==== Data for review

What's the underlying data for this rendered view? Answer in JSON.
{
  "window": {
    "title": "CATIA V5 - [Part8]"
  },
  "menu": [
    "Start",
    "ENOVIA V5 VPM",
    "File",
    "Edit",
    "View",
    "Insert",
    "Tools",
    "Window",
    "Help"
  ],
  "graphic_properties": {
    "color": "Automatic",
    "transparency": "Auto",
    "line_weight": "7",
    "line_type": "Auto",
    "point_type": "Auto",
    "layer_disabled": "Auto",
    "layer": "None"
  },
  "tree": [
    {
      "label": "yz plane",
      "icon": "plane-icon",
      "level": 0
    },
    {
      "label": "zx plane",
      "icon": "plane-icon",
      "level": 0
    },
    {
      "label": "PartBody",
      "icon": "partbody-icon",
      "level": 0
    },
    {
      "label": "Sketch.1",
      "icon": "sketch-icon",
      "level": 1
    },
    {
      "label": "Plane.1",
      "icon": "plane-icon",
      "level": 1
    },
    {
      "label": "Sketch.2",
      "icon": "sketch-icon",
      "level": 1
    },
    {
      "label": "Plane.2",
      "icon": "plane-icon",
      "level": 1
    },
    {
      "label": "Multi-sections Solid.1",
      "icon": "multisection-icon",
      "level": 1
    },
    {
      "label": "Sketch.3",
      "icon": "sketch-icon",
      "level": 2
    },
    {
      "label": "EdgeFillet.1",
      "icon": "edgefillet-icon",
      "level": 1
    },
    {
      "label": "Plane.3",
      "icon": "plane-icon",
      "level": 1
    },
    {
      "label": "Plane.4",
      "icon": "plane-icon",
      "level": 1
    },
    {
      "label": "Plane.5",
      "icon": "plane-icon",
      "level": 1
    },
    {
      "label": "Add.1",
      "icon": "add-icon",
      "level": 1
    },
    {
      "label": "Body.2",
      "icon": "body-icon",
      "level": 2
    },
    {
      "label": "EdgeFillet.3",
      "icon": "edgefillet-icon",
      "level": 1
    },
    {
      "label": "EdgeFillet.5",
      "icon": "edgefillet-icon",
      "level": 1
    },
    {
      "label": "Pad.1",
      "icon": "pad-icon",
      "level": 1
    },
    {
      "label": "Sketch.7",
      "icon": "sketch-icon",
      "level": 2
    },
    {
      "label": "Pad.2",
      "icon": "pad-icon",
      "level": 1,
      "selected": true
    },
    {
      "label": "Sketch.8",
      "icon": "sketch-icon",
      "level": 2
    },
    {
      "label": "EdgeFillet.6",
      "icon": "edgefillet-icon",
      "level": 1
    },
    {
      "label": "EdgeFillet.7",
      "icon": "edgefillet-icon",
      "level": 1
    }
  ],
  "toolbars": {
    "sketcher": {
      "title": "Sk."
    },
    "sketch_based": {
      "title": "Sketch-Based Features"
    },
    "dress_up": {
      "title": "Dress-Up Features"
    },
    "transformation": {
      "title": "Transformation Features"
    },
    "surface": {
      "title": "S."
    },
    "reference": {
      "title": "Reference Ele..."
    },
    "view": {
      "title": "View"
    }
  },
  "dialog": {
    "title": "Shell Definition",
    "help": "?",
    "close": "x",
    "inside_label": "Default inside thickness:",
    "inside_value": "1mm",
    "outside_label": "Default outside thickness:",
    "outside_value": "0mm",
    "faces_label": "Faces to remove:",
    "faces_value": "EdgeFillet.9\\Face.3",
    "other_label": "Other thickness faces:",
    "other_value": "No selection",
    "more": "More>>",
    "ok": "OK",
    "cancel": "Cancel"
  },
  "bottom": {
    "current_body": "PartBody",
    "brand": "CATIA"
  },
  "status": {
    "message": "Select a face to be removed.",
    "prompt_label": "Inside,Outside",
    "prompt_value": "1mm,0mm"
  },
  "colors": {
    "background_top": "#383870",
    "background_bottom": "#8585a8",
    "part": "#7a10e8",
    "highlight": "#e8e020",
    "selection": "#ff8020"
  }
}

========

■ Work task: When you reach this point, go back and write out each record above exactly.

■ Your solution:
What's the underlying data for this rendered view? Answer in JSON.
{
  "window": {
    "title": "CATIA V5 - [Part8]"
  },
  "menu": [
    "Start",
    "ENOVIA V5 VPM",
    "File",
    "Edit",
    "View",
    "Insert",
    "Tools",
    "Window",
    "Help"
  ],
  "graphic_properties": {
    "color": "Automatic",
    "transparency": "Auto",
    "line_weight": "7",
    "line_type": "Auto",
    "point_type": "Auto",
    "layer_disabled": "Auto",
    "layer": "None"
  },
  "tree": [
    {
      "label": "yz plane",
      "icon": "plane-icon",
      "level": 0
    },
    {
      "label": "zx plane",
      "icon": "plane-icon",
      "level": 0
    },
    {
      "label": "PartBody",
      "icon": "partbody-icon",
      "level": 0
    },
    {
      "label": "Sketch.1",
      "icon": "sketch-icon",
      "level": 1
    },
    {
      "label": "Plane.1",
      "icon": "plane-icon",
      "level": 1
    },
    {
      "label": "Sketch.2",
      "icon": "sketch-icon",
      "level": 1
    },
    {
      "label": "Plane.2",
      "icon": "plane-icon",
      "level": 1
    },
    {
      "label": "Multi-sections Solid.1",
      "icon": "multisection-icon",
      "level": 1
    },
    {
      "label": "Sketch.3",
      "icon": "sketch-icon",
      "level": 2
    },
    {
      "label": "EdgeFillet.1",
      "icon": "edgefillet-icon",
      "level": 1
    },
    {
      "label": "Plane.3",
      "icon": "plane-icon",
      "level": 1
    },
    {
      "label": "Plane.4",
      "icon": "plane-icon",
      "level": 1
    },
    {
      "label": "Plane.5",
      "icon": "plane-icon",
      "level": 1
    },
    {
      "label": "Add.1",
      "icon": "add-icon",
      "level": 1
    },
    {
      "label": "Body.2",
      "icon": "body-icon",
      "level": 2
    },
    {
      "label": "EdgeFillet.3",
      "icon": "edgefillet-icon",
      "level": 1
    },
    {
      "label": "EdgeFillet.5",
      "icon": "edgefillet-icon",
      "level": 1
    },
    {
      "label": "Pad.1",
      "icon": "pad-icon",
      "level": 1
    },
    {
      "label": "Sketch.7",
      "icon": "sketch-icon",
      "level": 2
    },
    {
      "label": "Pad.2",
      "icon": "pad-icon",
      "level": 1,
      "selected": true
    },
    {
      "label": "Sketch.8",
      "icon": "sketch-icon",
      "level": 2
    },
    {
      "label": "EdgeFillet.6",
      "icon": "edgefillet-icon",
      "level": 1
    },
    {
      "label": "EdgeFillet.7",
      "icon": "edgefillet-icon",
      "level": 1
    }
  ],
  "toolbars": {
    "sketcher": {
      "title": "Sk."
    },
    "sketch_based": {
      "title": "Sketch-Based Features"
    },
    "dress_up": {
      "title": "Dress-Up Features"
    },
    "transformation": {
      "title": "Transformation Features"
    },
    "surface": {
      "title": "S."
    },
    "reference": {
      "title": "Reference Ele..."
    },
    "view": {
      "title": "View"
    }
  },
  "dialog": {
    "title": "Shell Definition",
    "help": "?",
    "close": "x",
    "inside_label": "Default inside thickness:",
    "inside_value": "1mm",
    "outside_label": "Default outside thickness:",
    "outside_value": "0mm",
    "faces_label": "Faces to remove:",
    "faces_value": "EdgeFillet.9\\Face.3",
    "other_label": "Other thickness faces:",
    "other_value": "No selection",
    "more": "More>>",
    "ok": "OK",
    "cancel": "Cancel"
  },
  "bottom": {
    "current_body": "PartBody",
    "brand": "CATIA"
  },
  "status": {
    "message": "Select a face to be removed.",
    "prompt_label": "Inside,Outside",
    "prompt_value": "1mm,0mm"
  },
  "colors": {
    "background_top": "#383870",
    "background_bottom": "#8585a8",
    "part": "#7a10e8",
    "highlight": "#e8e020",
    "selection": "#ff8020"
  }
}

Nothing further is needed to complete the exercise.